The combination of rigorous adherence to standard operating procedures with the advancement of better cockpit management has undoubtedly played a significant role in mitigating the highly variable landscape of risk that coexists with the everyday operations of today’s airlines.
Aviation Safety – A Lesson in Health?
The aviation industry has become inherently safer today, not simply because those that fly the aircraft or maintain them are more highly skilled, but because everyone in the industry has become smarter about the risks involved. This has evolved out of a commercial imperative which has driven the industry to ensure public confidence. This plus the dedication of a number of safety-minded people in the industry aided to some extent by governmental bodies willing to assist both financially and through regulatory regimes has accelerated the process compared to some other industries.
The public don’t usually get the choice as to whether they wish to become a patient in the same way an airline passenger can choose to fly. Therefore public rather than commercial pressure drives the need for improved safety. In many cases the public are not aware of dangers that exist in the health industry unless there is a major litigation case, whereas an aircraft accident receives wide media coverage in the tabloids and on television and radio.
Whilst seemingly poles apart, the hospital and aviation industry share a similar risk profile. Both are relatively assiduous industries vulnerable to complacency and human error factors associated with hierarchy, decision making and communication; outcomes of poor safety control can pose an immediate threat to human life; and poorly focused regulatory control disconnects and disenfranchises participants.

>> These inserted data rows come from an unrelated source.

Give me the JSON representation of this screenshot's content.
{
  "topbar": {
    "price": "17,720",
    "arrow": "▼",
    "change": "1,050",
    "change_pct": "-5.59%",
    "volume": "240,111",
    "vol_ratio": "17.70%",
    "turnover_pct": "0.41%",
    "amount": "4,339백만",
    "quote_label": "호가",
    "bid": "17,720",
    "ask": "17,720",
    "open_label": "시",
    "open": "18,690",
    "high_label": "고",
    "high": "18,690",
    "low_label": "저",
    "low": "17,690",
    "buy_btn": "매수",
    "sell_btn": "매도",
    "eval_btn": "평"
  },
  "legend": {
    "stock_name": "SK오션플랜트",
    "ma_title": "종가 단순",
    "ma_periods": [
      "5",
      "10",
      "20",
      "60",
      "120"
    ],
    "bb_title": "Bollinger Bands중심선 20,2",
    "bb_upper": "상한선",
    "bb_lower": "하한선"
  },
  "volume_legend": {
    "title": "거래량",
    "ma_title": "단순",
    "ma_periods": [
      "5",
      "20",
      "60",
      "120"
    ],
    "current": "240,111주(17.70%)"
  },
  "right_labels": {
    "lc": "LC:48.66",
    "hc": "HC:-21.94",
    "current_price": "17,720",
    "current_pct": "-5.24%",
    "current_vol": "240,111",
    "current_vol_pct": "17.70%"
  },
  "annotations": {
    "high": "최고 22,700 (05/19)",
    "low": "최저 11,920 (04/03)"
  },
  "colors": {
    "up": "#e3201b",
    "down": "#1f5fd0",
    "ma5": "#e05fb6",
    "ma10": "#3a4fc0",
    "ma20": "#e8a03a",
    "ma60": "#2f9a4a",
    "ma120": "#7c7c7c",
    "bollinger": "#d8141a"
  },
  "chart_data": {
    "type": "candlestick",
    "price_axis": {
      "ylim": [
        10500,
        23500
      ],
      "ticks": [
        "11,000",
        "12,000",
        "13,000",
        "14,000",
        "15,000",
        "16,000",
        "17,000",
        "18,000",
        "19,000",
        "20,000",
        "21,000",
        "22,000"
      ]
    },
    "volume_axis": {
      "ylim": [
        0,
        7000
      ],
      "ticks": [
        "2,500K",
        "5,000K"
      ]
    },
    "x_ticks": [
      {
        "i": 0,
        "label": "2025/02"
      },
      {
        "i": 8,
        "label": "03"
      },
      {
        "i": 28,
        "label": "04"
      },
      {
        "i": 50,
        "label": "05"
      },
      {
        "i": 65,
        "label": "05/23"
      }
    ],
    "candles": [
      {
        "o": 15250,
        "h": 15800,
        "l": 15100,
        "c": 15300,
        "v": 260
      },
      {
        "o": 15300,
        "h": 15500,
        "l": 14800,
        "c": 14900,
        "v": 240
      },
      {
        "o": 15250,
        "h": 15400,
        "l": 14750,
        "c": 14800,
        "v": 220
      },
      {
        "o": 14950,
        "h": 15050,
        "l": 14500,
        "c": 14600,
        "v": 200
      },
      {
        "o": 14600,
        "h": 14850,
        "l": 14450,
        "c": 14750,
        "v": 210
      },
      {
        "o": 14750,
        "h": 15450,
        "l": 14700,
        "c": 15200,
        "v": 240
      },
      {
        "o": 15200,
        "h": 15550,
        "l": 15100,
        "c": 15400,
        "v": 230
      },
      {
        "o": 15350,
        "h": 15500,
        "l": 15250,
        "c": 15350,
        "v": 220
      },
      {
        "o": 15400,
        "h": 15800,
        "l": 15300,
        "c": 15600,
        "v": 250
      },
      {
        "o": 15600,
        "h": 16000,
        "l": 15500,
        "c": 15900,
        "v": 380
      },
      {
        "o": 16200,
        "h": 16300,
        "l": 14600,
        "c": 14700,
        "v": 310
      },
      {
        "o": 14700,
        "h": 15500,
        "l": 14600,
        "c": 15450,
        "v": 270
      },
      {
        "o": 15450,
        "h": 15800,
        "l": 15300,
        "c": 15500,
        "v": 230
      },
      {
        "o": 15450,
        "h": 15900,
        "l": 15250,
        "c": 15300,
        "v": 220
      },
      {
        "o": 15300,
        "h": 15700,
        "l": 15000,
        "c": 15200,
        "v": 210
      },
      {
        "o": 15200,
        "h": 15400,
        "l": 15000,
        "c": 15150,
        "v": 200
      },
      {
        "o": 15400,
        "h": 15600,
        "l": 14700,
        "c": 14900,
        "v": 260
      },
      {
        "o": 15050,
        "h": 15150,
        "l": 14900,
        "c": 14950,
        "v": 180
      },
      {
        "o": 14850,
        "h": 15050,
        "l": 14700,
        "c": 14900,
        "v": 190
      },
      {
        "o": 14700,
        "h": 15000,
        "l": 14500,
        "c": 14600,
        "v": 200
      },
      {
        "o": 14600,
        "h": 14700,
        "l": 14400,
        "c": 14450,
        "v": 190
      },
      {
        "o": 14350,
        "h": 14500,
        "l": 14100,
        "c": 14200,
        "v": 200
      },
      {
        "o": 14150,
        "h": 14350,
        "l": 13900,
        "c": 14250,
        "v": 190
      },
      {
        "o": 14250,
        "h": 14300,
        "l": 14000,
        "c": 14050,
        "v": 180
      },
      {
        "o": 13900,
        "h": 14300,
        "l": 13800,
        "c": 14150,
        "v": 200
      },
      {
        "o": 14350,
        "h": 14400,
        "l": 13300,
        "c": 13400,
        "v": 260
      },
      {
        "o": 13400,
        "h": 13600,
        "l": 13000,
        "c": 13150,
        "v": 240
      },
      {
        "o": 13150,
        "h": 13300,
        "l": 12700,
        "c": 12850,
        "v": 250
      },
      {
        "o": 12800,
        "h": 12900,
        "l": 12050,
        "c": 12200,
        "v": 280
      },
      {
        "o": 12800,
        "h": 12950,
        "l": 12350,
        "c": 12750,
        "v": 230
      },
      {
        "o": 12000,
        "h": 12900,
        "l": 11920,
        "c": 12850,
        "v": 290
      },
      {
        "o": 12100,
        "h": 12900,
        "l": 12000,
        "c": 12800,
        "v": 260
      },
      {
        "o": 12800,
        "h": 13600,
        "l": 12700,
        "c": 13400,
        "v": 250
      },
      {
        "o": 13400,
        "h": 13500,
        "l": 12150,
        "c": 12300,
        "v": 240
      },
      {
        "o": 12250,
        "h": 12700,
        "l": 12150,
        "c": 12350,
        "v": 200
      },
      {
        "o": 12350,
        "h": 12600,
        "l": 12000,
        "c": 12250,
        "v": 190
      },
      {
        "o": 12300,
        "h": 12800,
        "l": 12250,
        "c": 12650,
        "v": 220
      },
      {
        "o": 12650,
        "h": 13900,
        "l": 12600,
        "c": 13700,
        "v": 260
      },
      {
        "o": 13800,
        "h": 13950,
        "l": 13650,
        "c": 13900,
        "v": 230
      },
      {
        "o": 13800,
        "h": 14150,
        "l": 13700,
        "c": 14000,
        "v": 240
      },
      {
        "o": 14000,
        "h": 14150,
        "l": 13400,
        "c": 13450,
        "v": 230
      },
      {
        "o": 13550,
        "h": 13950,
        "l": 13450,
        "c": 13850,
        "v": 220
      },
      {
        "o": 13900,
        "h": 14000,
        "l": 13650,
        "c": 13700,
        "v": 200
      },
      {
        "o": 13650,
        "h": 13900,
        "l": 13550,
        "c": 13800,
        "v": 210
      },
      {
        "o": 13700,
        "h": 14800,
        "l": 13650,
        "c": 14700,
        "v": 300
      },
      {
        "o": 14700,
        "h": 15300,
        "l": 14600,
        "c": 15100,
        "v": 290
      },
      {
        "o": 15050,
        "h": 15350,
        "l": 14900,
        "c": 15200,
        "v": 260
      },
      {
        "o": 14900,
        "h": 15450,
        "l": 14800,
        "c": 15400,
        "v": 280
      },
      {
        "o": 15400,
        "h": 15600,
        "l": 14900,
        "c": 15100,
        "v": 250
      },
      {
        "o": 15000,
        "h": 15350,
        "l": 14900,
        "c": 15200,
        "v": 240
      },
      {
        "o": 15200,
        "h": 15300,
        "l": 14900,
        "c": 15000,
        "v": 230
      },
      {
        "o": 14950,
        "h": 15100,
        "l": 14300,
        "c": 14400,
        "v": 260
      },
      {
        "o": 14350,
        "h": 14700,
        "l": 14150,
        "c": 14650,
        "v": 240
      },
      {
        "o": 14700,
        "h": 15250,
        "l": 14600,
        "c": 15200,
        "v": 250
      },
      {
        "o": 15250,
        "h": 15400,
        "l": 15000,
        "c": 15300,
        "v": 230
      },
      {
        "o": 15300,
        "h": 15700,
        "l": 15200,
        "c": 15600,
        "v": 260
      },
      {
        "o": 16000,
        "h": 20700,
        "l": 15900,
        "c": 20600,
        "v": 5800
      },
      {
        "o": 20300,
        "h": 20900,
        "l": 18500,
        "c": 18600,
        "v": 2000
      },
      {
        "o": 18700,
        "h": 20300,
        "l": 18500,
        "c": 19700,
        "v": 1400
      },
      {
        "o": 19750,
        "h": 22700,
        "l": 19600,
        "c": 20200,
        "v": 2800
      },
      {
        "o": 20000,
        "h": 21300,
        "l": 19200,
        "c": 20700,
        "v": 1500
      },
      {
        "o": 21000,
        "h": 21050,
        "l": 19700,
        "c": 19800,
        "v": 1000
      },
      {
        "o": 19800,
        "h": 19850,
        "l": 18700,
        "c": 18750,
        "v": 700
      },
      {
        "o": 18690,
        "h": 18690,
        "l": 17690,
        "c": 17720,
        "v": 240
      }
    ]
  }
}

While safety is the responsibility of every individual, organisational safety is much more complex and cannot be externally managed or applied. A mutual approach by the operator and the regulator is essential, and must filter down throughout the entire organisation to create the ultimate safety platform: a pervasive safety culture.